Today the Leeds City Region (the 10 local authority areas of Barnsley, Bradford, Calderdale, Craven, Harrogate, Kirklees, Leeds, Selby, Wakefield and York) is home to eight established universities and some 116,000 students. Thanks to the great retail, leisure and cultural offer of the city of Leeds in particular, as well the relative affordability of the region’s homes and lifestyle compared with London, graduate retention levels have been very high for a long time.
The result is a strong talent pool which has proven attractive to businesses and investors alike. While some secondary office buildings are being converted into residential apartments in regional city centres across the UK, in Leeds there have also been numerous examples of education institutions undertaking conversions in order to establish a sought-after city centre presence. As a result, we are now seeing a new education district begin to emerge in the south of Leeds, as learning institutions take over office space previously used by corporate occupiers.

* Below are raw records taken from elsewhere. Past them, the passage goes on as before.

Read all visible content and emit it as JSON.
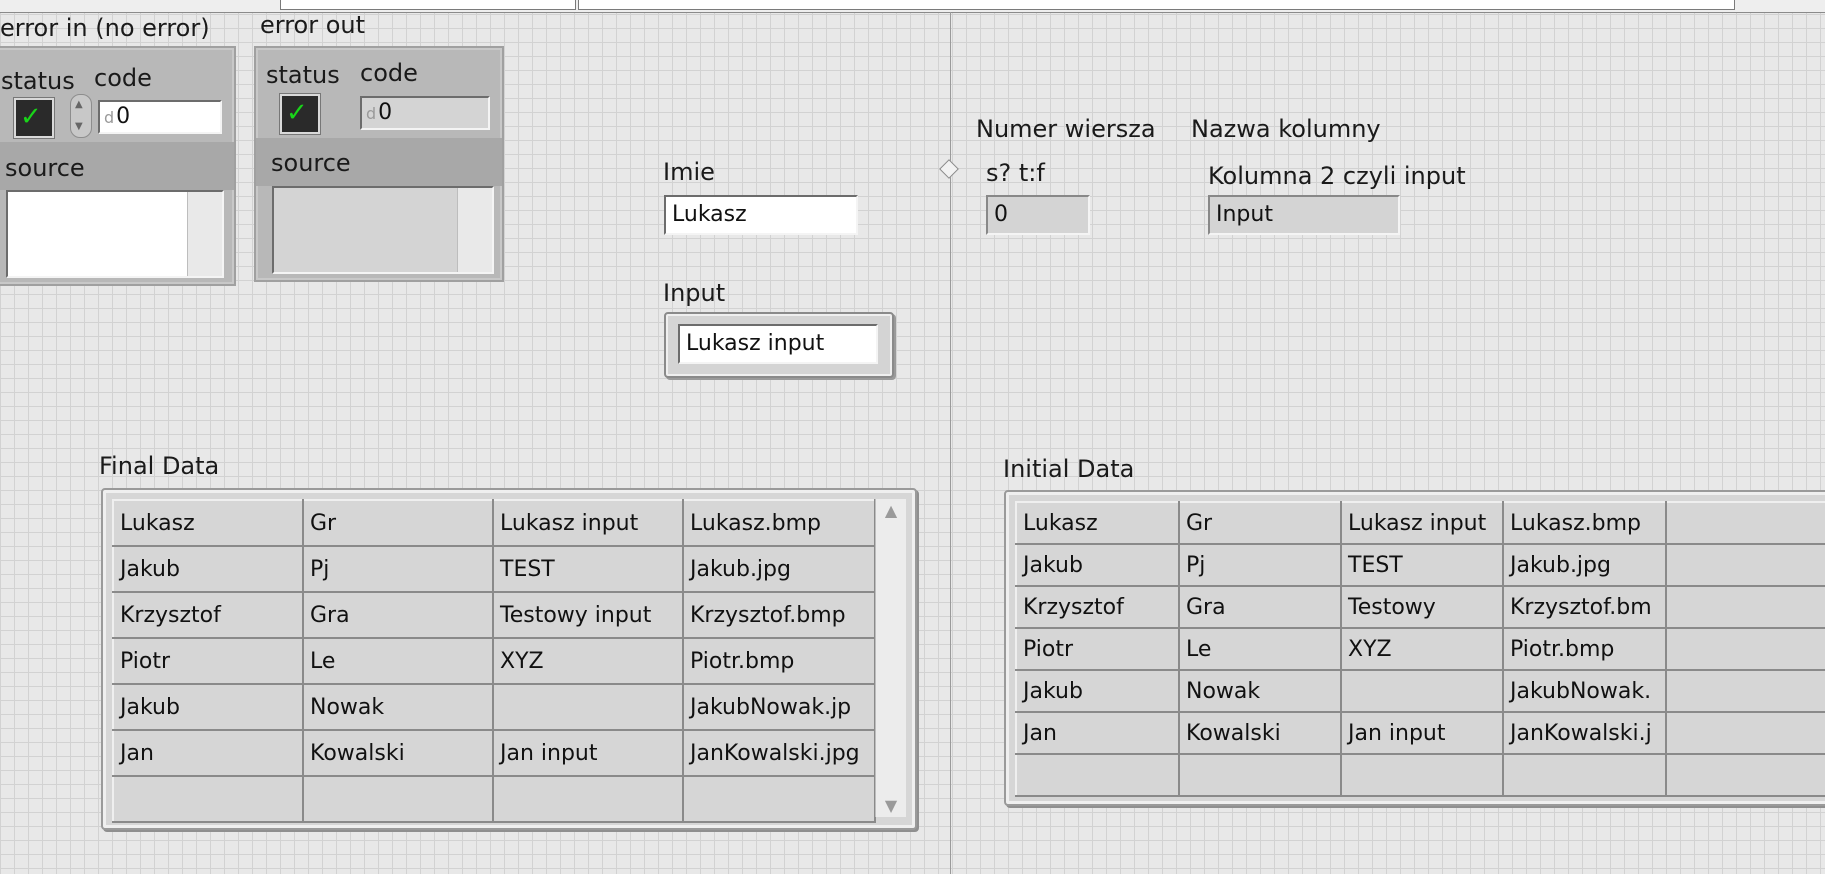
{
  "error_in": {
    "title": "error in (no error)",
    "status_label": "status",
    "code_label": "code",
    "code_value": "0",
    "source_label": "source",
    "status_check": "✓"
  },
  "error_out": {
    "title": "error out",
    "status_label": "status",
    "code_label": "code",
    "code_value": "0",
    "source_label": "source",
    "status_check": "✓"
  },
  "imie": {
    "label": "Imie",
    "value": "Lukasz"
  },
  "input": {
    "label": "Input",
    "value": "Lukasz input"
  },
  "numer_wiersza": {
    "label": "Numer wiersza",
    "sublabel": "s? t:f",
    "value": "0"
  },
  "nazwa_kolumny": {
    "label": "Nazwa kolumny",
    "sublabel": "Kolumna 2 czyli input",
    "value": "Input"
  },
  "final_data": {
    "label": "Final Data",
    "rows": [
      [
        "Lukasz",
        "Gr",
        "Lukasz input",
        "Lukasz.bmp"
      ],
      [
        "Jakub",
        "Pj",
        "TEST",
        "Jakub.jpg"
      ],
      [
        "Krzysztof",
        "Gra",
        "Testowy input",
        "Krzysztof.bmp"
      ],
      [
        "Piotr",
        "Le",
        "XYZ",
        "Piotr.bmp"
      ],
      [
        "Jakub",
        "Nowak",
        "",
        "JakubNowak.jp"
      ],
      [
        "Jan",
        "Kowalski",
        "Jan input",
        "JanKowalski.jpg"
      ],
      [
        "",
        "",
        "",
        ""
      ]
    ]
  },
  "initial_data": {
    "label": "Initial Data",
    "rows": [
      [
        "Lukasz",
        "Gr",
        "Lukasz input",
        "Lukasz.bmp",
        ""
      ],
      [
        "Jakub",
        "Pj",
        "TEST",
        "Jakub.jpg",
        ""
      ],
      [
        "Krzysztof",
        "Gra",
        "Testowy",
        "Krzysztof.bm",
        ""
      ],
      [
        "Piotr",
        "Le",
        "XYZ",
        "Piotr.bmp",
        ""
      ],
      [
        "Jakub",
        "Nowak",
        "",
        "JakubNowak.",
        ""
      ],
      [
        "Jan",
        "Kowalski",
        "Jan input",
        "JanKowalski.j",
        ""
      ],
      [
        "",
        "",
        "",
        "",
        ""
      ]
    ]
  },
  "colors": {
    "led_green": "#19d419",
    "panel_bg": "#e8e8e8",
    "grid_line": "#d2d2d2"
  }
}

For business parks, promoting education use supports the creation of a more diverse mixed-use environment. Equally, locating students closer to businesses helps to introduce them to the corporate world and gives recruiters access to a pipeline of potential employees.
At White Rose Office Park, Elliot Hudson College has recently moved into HSBC’s former office building, while there are plans to turn the former KPMG office, No.1 Embankment, into a secondary school catering for 600 students. Additionally, the Ruth Gorse Academy and the University Technical College opened their doors in Hunslet in autumn last year.
By closing the gap between education and the workplace, Leeds will be able to retain even more talent, facilitate future growth and strengthen its position as a regional centre for learning. As we head into 2017, the future looks bright for the both city and its students.
Read more: Savills Spotlight Leeds Cross Sector report